With this reflection, we can begin to safeguard against abuse. First, there must be a rigorous admissibility inquiry requiring, at a minimum, a very strong nexus between the lyrics and crime. Relevant questions to interrogate include: Is there clear evidence that the lyrics were written by the accused? When were the lyrics written? What was the purpose (i.e., commercial or personal use) in writing them? And do the lyrics contain specific and unique details that only the perpetrator would know?
In thinking about the issue of a strong nexus, it is imperative that the relevant context and interpretative evidence about the nature of rap music and the lyrics in question be given not only by a Crown expert, which historically has been a police officer (which raises additional concerns about cultural competence and impartiality), but also by a defence expert.
Even assuming there is a strong nexus, we need to find ways to minimize the inherent prejudice. For example, is there other evidence capable of making the same point? In some cases, defence counsel may have to agree to admit the fact that their client is a member of a gang to safeguard the trial from the abuse of rap as proof of guilt.
Other ways to minimize the prejudice include limiting the number of lyrics and the manner in which they are presented. The prejudice inherent in using rap lyrics as evidence of guilt is only magnified when the jury is able to repeatedly see the performance of the songs on videos, as occurred in Heartless G’s case.
The Ontario Court of Appeal will soon have the opportunity to address these issues when it hears Heartless G’s appeal.

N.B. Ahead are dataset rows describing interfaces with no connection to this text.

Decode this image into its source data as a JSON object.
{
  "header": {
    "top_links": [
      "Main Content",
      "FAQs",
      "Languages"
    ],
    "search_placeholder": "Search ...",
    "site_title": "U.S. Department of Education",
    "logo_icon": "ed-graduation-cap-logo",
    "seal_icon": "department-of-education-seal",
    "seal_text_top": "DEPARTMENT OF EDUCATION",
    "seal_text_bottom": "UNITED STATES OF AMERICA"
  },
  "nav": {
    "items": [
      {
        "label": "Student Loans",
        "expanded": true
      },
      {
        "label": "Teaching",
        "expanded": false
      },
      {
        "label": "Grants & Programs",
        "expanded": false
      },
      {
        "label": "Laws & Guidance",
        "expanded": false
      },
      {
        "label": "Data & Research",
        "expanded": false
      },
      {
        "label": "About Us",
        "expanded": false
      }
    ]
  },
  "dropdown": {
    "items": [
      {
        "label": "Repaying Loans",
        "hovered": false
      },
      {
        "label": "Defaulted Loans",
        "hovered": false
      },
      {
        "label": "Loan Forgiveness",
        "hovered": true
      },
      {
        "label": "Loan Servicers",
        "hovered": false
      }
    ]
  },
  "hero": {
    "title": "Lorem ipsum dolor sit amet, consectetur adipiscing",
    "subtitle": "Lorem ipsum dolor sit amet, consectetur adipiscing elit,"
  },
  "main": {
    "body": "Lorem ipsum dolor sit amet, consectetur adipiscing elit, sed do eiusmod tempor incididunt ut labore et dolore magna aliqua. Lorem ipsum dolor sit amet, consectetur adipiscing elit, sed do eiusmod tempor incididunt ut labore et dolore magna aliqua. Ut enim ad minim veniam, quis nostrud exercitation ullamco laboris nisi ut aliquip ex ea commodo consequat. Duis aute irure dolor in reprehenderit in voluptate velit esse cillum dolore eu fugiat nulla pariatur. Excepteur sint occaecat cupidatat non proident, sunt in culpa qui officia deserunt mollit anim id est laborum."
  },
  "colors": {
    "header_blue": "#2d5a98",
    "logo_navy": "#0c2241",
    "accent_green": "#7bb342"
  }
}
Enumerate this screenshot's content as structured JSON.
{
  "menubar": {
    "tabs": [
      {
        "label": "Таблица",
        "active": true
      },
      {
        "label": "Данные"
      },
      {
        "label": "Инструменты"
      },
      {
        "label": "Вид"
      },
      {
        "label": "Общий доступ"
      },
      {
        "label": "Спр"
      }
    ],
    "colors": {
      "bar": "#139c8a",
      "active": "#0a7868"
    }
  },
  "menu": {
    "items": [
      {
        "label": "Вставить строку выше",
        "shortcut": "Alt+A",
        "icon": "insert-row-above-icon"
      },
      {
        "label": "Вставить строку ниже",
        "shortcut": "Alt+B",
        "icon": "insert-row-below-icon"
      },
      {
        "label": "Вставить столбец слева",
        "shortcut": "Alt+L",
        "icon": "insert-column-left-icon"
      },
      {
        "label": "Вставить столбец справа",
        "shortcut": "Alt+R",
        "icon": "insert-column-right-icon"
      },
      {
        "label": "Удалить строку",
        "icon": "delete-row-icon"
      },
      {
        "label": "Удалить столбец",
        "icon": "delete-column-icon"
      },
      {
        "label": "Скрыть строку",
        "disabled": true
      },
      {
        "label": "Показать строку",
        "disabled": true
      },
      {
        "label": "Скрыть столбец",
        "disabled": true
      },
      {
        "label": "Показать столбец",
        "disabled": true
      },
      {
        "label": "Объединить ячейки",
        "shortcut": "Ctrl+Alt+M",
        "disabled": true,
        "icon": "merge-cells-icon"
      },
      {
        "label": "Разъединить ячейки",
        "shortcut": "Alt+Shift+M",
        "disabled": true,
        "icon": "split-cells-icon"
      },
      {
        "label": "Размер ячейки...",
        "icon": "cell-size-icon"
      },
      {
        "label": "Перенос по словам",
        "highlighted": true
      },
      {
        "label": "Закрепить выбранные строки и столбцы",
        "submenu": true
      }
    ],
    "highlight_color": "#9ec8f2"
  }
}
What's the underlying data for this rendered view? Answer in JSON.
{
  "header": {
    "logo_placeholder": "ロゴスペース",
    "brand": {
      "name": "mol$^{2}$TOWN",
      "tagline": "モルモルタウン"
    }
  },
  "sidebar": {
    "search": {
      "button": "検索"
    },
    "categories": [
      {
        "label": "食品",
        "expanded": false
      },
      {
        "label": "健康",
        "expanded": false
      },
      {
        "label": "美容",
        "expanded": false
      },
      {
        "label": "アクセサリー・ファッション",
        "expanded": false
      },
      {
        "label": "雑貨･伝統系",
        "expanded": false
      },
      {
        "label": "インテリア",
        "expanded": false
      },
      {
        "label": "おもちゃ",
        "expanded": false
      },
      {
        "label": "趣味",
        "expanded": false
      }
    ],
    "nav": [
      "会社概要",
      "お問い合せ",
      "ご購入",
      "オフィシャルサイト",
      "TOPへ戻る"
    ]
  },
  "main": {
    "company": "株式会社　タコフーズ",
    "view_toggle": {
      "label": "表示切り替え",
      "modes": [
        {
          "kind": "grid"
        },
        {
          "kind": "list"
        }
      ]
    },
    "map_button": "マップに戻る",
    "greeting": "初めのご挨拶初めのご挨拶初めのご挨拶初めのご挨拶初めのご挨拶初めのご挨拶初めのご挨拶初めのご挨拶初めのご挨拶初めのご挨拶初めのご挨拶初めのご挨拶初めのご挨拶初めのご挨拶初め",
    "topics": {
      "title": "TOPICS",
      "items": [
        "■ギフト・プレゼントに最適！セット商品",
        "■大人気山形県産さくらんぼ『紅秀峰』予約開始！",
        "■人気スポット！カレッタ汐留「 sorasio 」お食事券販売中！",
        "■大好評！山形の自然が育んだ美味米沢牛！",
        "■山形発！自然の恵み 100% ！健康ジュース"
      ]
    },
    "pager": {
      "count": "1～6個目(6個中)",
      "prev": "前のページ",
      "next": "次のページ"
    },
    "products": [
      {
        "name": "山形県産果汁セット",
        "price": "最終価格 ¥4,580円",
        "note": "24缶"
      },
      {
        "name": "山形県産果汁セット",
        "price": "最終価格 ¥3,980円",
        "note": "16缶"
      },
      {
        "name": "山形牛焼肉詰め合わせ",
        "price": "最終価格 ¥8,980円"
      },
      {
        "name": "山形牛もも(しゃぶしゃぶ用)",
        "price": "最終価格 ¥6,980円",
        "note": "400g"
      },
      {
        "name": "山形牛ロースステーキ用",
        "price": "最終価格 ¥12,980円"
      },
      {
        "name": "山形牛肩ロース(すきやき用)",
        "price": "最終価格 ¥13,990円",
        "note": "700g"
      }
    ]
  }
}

Hopefully, it will put the brakes on our willingness to try the persona rather than the person in rap cases.